Transforming government’s contract management
The major spending departments, together with the Cabinet Office and Treasury, have recognized the scale of the problem they face in managing their annual £40 billion of contracts with the private sector and have responded with significant improvement programmes. However, according to Transforming government’s contract management, a report published today by the National Audit Office, a lot remains to be done – including instituting widespread changes in the culture of the civil service and its capability to procure and manage commercial contracts.
In July last year, government ministers and senior officials announced significant overbilling dating back to 2005, principally in the Ministry of Justice’s electronic monitoring contracts with G4S and Serco. Around the same time, the NAO and the MoJ received allegations from a whistleblower about operational practices at G4S.The Ministry commissioned further reviews of its other contracts and the Cabinet Office did the same for the major G4S and Serco contracts across government. The Home Office and DWP also commissioned internal reviews of contracts with a range of contractors.

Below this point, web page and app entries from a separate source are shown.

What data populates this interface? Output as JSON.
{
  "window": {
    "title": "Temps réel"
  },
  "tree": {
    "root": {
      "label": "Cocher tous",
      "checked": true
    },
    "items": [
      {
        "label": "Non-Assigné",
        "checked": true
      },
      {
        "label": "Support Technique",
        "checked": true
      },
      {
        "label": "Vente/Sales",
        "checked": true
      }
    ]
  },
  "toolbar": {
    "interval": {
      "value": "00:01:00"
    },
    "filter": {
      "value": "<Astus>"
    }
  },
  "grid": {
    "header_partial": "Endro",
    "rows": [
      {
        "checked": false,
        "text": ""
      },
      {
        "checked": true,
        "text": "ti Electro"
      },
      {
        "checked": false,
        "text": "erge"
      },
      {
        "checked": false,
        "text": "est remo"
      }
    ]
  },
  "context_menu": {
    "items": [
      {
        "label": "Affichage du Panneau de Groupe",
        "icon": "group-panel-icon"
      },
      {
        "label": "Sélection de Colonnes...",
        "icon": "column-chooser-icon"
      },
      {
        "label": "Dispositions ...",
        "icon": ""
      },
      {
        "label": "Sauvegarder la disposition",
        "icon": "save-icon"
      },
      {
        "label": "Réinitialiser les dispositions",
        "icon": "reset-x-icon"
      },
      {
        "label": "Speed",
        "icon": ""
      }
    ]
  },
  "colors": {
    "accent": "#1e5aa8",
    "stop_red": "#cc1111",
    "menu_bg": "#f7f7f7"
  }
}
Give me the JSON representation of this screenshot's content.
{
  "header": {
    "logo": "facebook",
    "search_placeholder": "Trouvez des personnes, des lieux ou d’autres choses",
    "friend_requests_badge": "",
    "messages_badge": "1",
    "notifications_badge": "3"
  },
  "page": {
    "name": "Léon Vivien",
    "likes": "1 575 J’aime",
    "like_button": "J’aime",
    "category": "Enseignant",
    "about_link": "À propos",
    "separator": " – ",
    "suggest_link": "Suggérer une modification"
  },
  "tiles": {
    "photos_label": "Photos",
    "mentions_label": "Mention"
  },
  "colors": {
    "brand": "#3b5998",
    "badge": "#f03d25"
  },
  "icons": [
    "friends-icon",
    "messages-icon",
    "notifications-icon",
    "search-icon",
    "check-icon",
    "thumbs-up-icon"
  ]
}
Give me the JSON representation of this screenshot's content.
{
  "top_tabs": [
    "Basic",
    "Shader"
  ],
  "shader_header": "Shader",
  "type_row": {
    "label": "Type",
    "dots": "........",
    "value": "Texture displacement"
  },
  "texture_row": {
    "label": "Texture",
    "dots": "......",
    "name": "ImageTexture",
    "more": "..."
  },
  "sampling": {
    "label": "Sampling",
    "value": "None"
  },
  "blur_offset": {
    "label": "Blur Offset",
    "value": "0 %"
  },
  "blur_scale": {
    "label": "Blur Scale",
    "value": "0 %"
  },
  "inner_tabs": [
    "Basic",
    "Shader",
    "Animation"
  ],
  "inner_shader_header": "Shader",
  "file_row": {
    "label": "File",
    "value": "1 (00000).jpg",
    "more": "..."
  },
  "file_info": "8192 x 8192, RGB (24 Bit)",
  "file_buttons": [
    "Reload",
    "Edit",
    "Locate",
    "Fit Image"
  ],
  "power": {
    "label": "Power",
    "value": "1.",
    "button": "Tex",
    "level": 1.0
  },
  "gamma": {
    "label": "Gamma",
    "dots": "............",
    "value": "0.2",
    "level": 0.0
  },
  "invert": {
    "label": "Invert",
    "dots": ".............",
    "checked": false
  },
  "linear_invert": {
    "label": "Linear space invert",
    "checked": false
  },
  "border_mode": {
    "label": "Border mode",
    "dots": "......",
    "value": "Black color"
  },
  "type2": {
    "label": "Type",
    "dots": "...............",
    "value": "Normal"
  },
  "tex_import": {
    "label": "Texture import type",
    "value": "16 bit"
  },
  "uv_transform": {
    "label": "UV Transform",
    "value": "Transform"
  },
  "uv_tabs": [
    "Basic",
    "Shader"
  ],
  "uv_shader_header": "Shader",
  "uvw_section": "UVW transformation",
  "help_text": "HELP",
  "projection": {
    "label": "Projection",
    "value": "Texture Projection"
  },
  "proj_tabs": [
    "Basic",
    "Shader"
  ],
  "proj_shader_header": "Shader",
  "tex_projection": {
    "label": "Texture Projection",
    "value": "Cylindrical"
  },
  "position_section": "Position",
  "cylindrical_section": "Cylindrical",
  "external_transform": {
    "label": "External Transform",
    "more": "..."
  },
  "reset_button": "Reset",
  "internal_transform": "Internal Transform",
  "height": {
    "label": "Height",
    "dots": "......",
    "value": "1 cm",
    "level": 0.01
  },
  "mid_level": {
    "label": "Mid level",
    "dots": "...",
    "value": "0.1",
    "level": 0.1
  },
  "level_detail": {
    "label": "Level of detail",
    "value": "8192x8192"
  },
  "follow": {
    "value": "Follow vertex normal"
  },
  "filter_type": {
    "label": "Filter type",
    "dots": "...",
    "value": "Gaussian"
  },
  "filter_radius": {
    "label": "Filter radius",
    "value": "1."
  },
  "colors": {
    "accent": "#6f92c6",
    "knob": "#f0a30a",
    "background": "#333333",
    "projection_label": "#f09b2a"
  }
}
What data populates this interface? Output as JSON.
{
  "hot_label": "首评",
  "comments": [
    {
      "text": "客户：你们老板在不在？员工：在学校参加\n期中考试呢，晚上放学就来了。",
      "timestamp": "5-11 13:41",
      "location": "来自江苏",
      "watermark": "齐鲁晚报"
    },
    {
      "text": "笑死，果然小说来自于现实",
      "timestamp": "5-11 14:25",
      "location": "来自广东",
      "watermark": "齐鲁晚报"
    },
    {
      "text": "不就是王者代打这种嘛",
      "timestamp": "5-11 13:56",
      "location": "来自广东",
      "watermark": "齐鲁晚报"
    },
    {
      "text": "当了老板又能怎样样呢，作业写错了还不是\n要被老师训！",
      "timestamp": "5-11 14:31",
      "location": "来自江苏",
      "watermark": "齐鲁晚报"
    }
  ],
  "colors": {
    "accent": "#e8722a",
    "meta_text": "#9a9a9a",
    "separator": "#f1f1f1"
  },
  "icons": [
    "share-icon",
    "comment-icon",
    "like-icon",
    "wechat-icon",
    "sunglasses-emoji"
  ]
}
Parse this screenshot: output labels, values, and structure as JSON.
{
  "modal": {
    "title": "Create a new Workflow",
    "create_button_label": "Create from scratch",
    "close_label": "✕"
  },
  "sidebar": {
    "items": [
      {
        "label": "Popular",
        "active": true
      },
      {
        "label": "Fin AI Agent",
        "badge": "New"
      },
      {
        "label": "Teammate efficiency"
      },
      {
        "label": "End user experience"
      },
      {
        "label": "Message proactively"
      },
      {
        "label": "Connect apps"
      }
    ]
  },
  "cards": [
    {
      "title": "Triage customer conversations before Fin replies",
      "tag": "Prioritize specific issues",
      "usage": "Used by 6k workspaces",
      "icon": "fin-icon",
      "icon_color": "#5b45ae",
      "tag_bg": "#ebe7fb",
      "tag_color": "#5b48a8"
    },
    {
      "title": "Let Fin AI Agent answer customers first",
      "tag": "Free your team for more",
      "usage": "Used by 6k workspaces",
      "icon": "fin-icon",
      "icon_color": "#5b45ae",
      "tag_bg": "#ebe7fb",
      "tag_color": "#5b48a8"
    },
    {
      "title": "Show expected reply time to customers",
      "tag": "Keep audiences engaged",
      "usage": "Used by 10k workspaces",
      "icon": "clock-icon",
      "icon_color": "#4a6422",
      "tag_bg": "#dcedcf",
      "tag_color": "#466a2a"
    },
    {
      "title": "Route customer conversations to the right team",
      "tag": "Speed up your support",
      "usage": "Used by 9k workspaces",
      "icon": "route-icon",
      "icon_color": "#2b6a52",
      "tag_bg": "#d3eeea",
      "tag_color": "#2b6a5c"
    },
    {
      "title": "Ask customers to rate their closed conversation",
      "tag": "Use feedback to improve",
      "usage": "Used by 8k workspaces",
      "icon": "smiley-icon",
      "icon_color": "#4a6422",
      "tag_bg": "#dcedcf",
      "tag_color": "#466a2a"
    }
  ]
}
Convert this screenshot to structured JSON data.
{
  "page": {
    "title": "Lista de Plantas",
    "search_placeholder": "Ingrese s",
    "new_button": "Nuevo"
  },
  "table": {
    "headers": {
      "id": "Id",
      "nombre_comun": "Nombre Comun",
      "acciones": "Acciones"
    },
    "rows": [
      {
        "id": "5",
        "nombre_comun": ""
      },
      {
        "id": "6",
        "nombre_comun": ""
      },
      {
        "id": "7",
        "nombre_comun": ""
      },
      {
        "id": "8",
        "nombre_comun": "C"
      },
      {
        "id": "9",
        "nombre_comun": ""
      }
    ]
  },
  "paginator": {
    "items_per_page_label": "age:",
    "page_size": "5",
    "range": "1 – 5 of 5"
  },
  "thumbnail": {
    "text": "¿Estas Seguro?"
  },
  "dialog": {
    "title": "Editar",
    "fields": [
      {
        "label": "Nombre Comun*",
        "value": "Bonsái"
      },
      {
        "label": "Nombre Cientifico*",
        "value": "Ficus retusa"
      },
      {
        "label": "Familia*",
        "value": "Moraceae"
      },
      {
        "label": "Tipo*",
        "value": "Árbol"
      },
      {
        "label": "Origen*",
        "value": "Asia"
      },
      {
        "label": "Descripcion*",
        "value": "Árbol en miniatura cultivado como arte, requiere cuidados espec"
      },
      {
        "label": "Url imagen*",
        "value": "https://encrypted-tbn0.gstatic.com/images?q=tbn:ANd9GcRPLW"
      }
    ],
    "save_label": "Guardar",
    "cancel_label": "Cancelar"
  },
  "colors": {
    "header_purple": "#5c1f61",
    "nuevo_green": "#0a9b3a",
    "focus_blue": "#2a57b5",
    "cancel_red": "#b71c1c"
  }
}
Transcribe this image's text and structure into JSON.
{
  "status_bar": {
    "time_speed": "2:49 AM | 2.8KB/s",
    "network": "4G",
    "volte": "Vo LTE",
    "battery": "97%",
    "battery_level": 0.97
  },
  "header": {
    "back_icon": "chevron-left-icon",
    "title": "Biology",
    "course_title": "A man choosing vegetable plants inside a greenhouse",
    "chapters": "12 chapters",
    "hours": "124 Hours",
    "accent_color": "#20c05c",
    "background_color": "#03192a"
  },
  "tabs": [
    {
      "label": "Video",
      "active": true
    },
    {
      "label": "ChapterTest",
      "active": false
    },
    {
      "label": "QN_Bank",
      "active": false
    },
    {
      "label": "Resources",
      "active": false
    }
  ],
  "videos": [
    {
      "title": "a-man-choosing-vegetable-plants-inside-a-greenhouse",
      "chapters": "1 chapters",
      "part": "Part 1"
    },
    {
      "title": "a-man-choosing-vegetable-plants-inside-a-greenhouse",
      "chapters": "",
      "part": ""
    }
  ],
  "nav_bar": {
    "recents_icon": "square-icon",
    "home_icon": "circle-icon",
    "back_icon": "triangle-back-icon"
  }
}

In most of the contracts reviewed across government there were weaknesses in the way those contracts were managed. Widespread problems were found in administration, including poor governance and record keeping and capacity issues.
According to the NAO, the Government is taking the findings of its reviews very seriously and reforms are going in the right direction. Today’s report sets out the steps which the spending watchdog regards as important to transforming contract management. These include establishing the systems and processes needed if contracts are to be overseen and managed effectively; and ensuring that responsibility for the delivery of contracted-out services properly rests with the contractors. Departments also need to find ways of making the most of their commercially experienced staff, giving them the right skills and an enhanced role.
In a complementary report, Transforming contract management: Home Office and Ministry of Justice the NAO takes an innovative approach to its audit work by comparing in detail the respective responses of these two departments to the problems each have identified with their contract management, and the progress they have made since last year with their Improvement Plans.
Overall, the MoJ started from a significantly weaker position than the Home Office, finding far greater overbilling and areas of weak contract ownership. But the MoJ has responded promptly with a more comprehensive improvement plan with the potential to transform how it manages its contracts if it sustains its current commitment. Other departments can learn from it. There is now a desire and impetus for change in both departments upon which they must capitalize before the end of 2015.
“For several decades, governments have been increasing their use of contracts with the private sector to provide goods and services. This has produced successes but also thrown up major new challenges, which are not easy to surmount. Not the least of these is the need to build up the commercial skills of contract management staff, both in departments and in the centre, and enhance the status and profile of their role.Current reforms are going in the right direction and government is taking the issue seriously. I welcome the fact that the Ministry of Justice, in particular, has responded promptly and positively with a wide-ranging improvement plan. There is, however, much to do, and the acid test will be whether the resources and effort needed for sustained improvement are carried through into the future performance of the departments in procuring and managing contracts.”
Amyas Morse, head of the National Audit Office
Notes for Editors
Spent by central government on procuring goods and services, 2013-14 (estimated)
Tested for overbilling, including 27 contracts from the Ministry of Justice and 14 in the Home Office
Had issues with billing to some extent
Have been referred to the police or the Serious Fraud Office
£2.5 billion and £2.6 billion
Spent by Home Office and the Ministry of Justice (excluding £1.8 billon spent on legal aid), respectively, on procuring goods and services, 2013-14 (estimated)
Has been paid by G4S and Serco, after identifying overbilling
Were reviewed against our 2008 framework by the Ministry of Justice, Home office, Cabinet Office and the Department for Work & Pensions (each contract assessed against eight areas, a total of 584 assessments)
343 out of 584
Areas of contract management assessed as weak (of this, 74 were considered to create a material risk of overbilling)
Contracts in central government (estimated by government)
Commercial specialists across central government (estimated by government)
1. In total, central government has tested 60 contracts for overbilling and 73 for contract management practice. Serco have repaid a total of £70.5 million and G4S £108.9 million across all contracts referred to authorities.
2. In November 2013, the NAO published a memorandum, which set out the events surrounding the Ministry of Justice’s process to re-compete its electronic monitoring contracts and its subsequent decision to commission a forensic audit of these contract: https://www.nao.org.uk/report/the-ministry-of-justices-electronic-monitoring-contracts/
3. Press notices and reports are available from the date of publication on the NAO website, which is at www.nao.org.uk. Hard copies can be obtained by using the relevant links on our website.
4. The National Audit Office scrutinises public spending for Parliament and is independent of government. The Comptroller and Auditor General (C&AG), Amyas Morse, is an Officer of the House of Commons and leads the NAO, which employs some 820 employees. The C&AG certifies the accounts of all government departments and many other public sector bodies. He has statutory authority to examine and report to Parliament on whether departments and the bodies they fund have used their resources efficiently, effectively, and with economy. Our studies evaluate the value for money of public spending, nationally and locally. Our recommendations and reports on good practice help government improve public services, and our work led to audited savings of £1.1 billion in 2013.